Friday, December 19, 2014
1012 C Street  •  Floresville, TX 78114  •  Phone: 830-216-4519  •  Fax: 830-393-3219  • 

WCN Site Search


Lost & Found

Found: Great Pyrenees in La Vernia. Call or text to claim 830-581-8041.
Lost: Pit Bull, red/white female, off 319 and Hidden Deer in La Vernia, no collar, sores on front legs from allergies. 210-310-4458.
Lost: Black manx cat (no tail), neutered male, medium build, shy, answers to Bear. Reward! 210-635-7560.
More Lost & Found ads ›

Help Wanted

*Fair Housing notice. All help wanted advertising in this newspaper is subject to the Fair Housing Act which makes it illegal to advertise "any preference limitation or discrimination based on race, color, religion, sex, handicap, familial status, or national origin, or an intention, to make any such preference limitation or discrimination." This newspaper will not knowingly accept any advertising for help wanted ads, which is in violation of the law. Our readers are hereby informed that all dwellings advertised in this newspaper are available on an equal opportunity basis.
Hiring electrician helper, no experience needed. Apply in person, Mon.-Fri. from 8:30-4, 14275 IH-10 E., Schertz, TX 78154.
More Help Wanted ads ›

Featured Videos





Video Vault ›

Commentaries


Preschool Premise




E-Mail this Story to a Friend
Print this Story

Disclaimer:
The author of this entry is responsible for this content, which is not edited by the Wilson County News or wilsoncountynews.com.
March 12, 2013 | 2,142 views | Post a comment

By Daniel Ward

During last month’s State of the Union address, the President made it very clear that he wanted to "work with states" to expand preschool across the nation, “I propose working with states to make high-quality preschool available to every child in America.

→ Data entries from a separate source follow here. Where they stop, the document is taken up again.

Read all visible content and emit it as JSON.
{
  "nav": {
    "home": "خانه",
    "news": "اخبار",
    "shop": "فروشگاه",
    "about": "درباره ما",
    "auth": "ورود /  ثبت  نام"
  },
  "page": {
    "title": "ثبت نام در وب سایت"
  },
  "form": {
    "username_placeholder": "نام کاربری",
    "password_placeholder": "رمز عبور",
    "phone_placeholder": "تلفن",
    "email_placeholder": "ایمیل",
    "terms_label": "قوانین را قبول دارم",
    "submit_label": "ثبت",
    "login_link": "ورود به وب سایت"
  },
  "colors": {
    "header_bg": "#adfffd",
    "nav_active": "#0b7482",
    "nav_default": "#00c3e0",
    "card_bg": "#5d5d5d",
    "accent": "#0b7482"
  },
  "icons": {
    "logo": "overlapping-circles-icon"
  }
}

Every dollar we invest in high-quality early education can save more than seven dollars later on - by boosting graduation rates, reducing teen pregnancy, even reducing violent crime.”

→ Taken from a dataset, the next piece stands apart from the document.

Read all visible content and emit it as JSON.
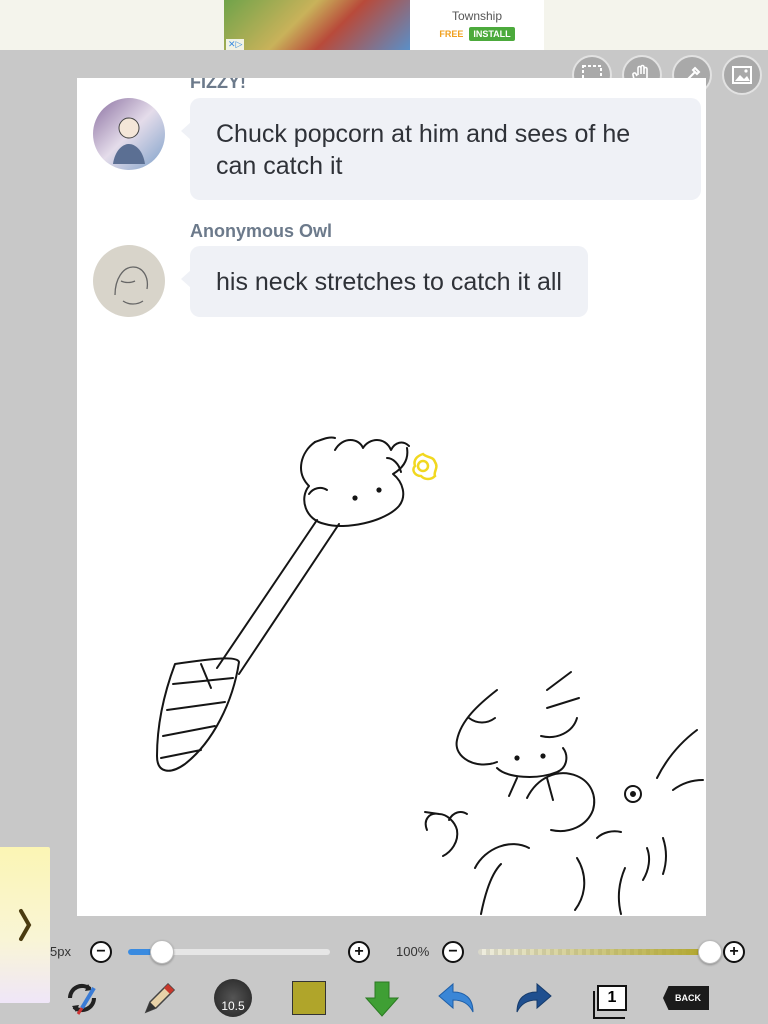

The President is proposing to work with Congress to provide all low- and moderate-income four-year-old children with high-quality preschool, while expanding such programs to reach hundreds of thousands of middle-class children, and incentivizing full-day kindergarten policies. On the surface, such a proposal seems like a great idea, and there is plenty of research to support the premise that access to preschool leads to more successful educational outcomes, especially amongst lower-income groups where quality childcare may be lacking. Those likely to most benefit must be children from homes in which languages other than English are spoken.

However, there is also considerable evidence suggesting that the style of preschool is of the utmost importance. Evidence from European studies suggests that lowering the age of school entrance to four years of age results in no tangible educational benefit and may even be detrimental to children’s progress so we should be careful to ensure that preschool is not merely an extension of regular school.

For many years, the UK has expected children to start school at an earlier age than other countries. Supporters of early school entry argue that young children are capable of learning the more formal skills inherent in the school curriculum and that starting school early enables children to get a head start in learning. In addition, it is argued that an early start provides an opportunity for children from less advantaged backgrounds to make up the deficit in their academic skills (this is one of the most frequently-cited arguments for starting schooling early).

On the other hand, concerns have been raised about the appropriateness of a school environment for young children. Does teaching reading, writing, and math early result in any long-term advantage and is there a danger that young children will miss out on other important experiences or even be damaged by an early start?

Worryingly, the White House released a blueprint after the speech that included the following justification for the plan, “Education and job training are critical to strengthening the middle class and preparing our kids to compete in the global economy. The President’s plan provides high-quality preschool for every child and teaches high school graduates the real world skills they need to find a job today.” With the current focus on educational standardization and measurement, preschool needs to retain its flexibility and not become part of the school production line.

There is a growing consensus among psychologists and neuroscientists that children learn best when allowed to explore their environments through play. However, preschools are increasingly turning away from play-based learning to lectures and testing. Placing such emphasis on academic achievement so early in life may not help young brains develop, and it might even impede successful learning later on.

Preschool should be based upon curiosity, play, and communication which makes it the ideal environment in which to introduce music, art, and other languages. Absorption through listening is natural for young children so there is no better time for them to acquire the cognitive and other benefits of a second language than at preschool. Pressure-free, subsidized, bilingual preschools would enable the next generation to better integrate, blossom, and expand their horizons.

Ward is editor of Language Magazine, www.languagemagazine.com
 
« Previous Blog Entry (March 12, 2013)
 


Your Opinions and Comments

Be the first to comment on this story!

You must be logged in to post comments:



Other Commentaries

Commentaries
Commentaries page govtrack.us
Commentaries who represents me?
Blue Moon Karaoke & DJHeavenly Touch homeAllstate & McBride RealtyTriple R DC ExpertsEast Central Driving SchoolChester WilsonVoncille Bielefeld home

  Copyright © 2007-2014 Wilson County News. All rights reserved. Web development by Drewa Designs.